* **Work to complete**
Return all of the records exactly.

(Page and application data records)

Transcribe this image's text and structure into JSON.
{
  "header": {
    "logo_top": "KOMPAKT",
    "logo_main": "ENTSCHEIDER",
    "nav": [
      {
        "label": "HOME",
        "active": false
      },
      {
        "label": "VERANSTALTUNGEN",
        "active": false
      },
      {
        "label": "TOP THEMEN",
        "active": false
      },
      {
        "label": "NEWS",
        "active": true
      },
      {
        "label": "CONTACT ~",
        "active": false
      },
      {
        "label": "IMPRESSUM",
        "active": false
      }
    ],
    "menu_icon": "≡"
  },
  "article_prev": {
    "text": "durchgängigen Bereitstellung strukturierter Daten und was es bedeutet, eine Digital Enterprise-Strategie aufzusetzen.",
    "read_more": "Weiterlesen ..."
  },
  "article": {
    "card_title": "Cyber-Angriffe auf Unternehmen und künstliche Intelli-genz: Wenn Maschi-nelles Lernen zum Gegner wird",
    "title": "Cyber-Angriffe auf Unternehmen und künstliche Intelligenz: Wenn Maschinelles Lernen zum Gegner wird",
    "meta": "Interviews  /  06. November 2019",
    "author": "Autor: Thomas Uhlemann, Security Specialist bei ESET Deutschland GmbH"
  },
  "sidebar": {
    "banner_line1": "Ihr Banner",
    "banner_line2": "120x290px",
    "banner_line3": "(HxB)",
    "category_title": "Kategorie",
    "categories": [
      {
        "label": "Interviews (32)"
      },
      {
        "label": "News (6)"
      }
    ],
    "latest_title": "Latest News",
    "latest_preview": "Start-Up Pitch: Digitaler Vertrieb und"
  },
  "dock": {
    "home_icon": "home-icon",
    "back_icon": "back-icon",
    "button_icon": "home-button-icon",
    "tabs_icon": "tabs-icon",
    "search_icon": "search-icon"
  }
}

* **Exercise output**
Transcribe this image's text and structure into JSON.
{
  "header": {
    "logo_top": "KOMPAKT",
    "logo_main": "ENTSCHEIDER",
    "nav": [
      {
        "label": "HOME",
        "active": false
      },
      {
        "label": "VERANSTALTUNGEN",
        "active": false
      },
      {
        "label": "TOP THEMEN",
        "active": false
      },
      {
        "label": "NEWS",
        "active": true
      },
      {
        "label": "CONTACT ~",
        "active": false
      },
      {
        "label": "IMPRESSUM",
        "active": false
      }
    ],
    "menu_icon": "≡"
  },
  "article_prev": {
    "text": "durchgängigen Bereitstellung strukturierter Daten und was es bedeutet, eine Digital Enterprise-Strategie aufzusetzen.",
    "read_more": "Weiterlesen ..."
  },
  "article": {
    "card_title": "Cyber-Angriffe auf Unternehmen und künstliche Intelli-genz: Wenn Maschi-nelles Lernen zum Gegner wird",
    "title": "Cyber-Angriffe auf Unternehmen und künstliche Intelligenz: Wenn Maschinelles Lernen zum Gegner wird",
    "meta": "Interviews  /  06. November 2019",
    "author": "Autor: Thomas Uhlemann, Security Specialist bei ESET Deutschland GmbH"
  },
  "sidebar": {
    "banner_line1": "Ihr Banner",
    "banner_line2": "120x290px",
    "banner_line3": "(HxB)",
    "category_title": "Kategorie",
    "categories": [
      {
        "label": "Interviews (32)"
      },
      {
        "label": "News (6)"
      }
    ],
    "latest_title": "Latest News",
    "latest_preview": "Start-Up Pitch: Digitaler Vertrieb und"
  },
  "dock": {
    "home_icon": "home-icon",
    "back_icon": "back-icon",
    "button_icon": "home-button-icon",
    "tabs_icon": "tabs-icon",
    "search_icon": "search-icon"
  }
}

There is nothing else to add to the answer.